## Exercise aim
Read through the listing below and copy each line in which the word "Подобається" occurs.

## Excerpted records
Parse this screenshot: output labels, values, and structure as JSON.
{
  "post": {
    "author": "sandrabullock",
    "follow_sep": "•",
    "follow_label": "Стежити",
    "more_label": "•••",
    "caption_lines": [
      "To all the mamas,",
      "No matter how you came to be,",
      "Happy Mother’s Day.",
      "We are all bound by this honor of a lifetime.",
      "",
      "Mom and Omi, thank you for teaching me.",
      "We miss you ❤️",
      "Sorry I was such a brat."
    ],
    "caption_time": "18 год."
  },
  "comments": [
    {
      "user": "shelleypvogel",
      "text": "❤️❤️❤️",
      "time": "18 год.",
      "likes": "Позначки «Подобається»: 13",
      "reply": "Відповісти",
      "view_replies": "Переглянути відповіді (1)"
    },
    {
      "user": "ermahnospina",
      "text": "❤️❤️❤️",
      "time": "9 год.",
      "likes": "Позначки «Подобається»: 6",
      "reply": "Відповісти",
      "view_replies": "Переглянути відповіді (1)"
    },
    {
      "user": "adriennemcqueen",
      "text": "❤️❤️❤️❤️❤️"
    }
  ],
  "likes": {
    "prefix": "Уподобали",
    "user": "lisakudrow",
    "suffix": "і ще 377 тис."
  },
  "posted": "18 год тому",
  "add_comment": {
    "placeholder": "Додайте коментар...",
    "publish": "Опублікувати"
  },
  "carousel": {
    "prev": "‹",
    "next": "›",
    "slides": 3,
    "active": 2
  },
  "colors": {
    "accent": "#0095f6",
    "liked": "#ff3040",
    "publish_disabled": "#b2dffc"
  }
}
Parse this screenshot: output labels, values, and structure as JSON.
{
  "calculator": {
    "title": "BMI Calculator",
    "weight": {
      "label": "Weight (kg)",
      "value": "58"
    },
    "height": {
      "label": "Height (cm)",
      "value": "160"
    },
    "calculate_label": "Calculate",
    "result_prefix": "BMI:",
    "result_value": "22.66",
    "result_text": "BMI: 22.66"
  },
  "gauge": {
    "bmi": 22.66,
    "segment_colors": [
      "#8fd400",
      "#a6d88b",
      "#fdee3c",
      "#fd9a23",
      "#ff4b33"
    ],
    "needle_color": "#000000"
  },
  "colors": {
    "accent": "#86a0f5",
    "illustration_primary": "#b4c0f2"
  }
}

## Solution to the problem
      "likes": "Позначки «Подобається»: 13",
      "likes": "Позначки «Подобається»: 6",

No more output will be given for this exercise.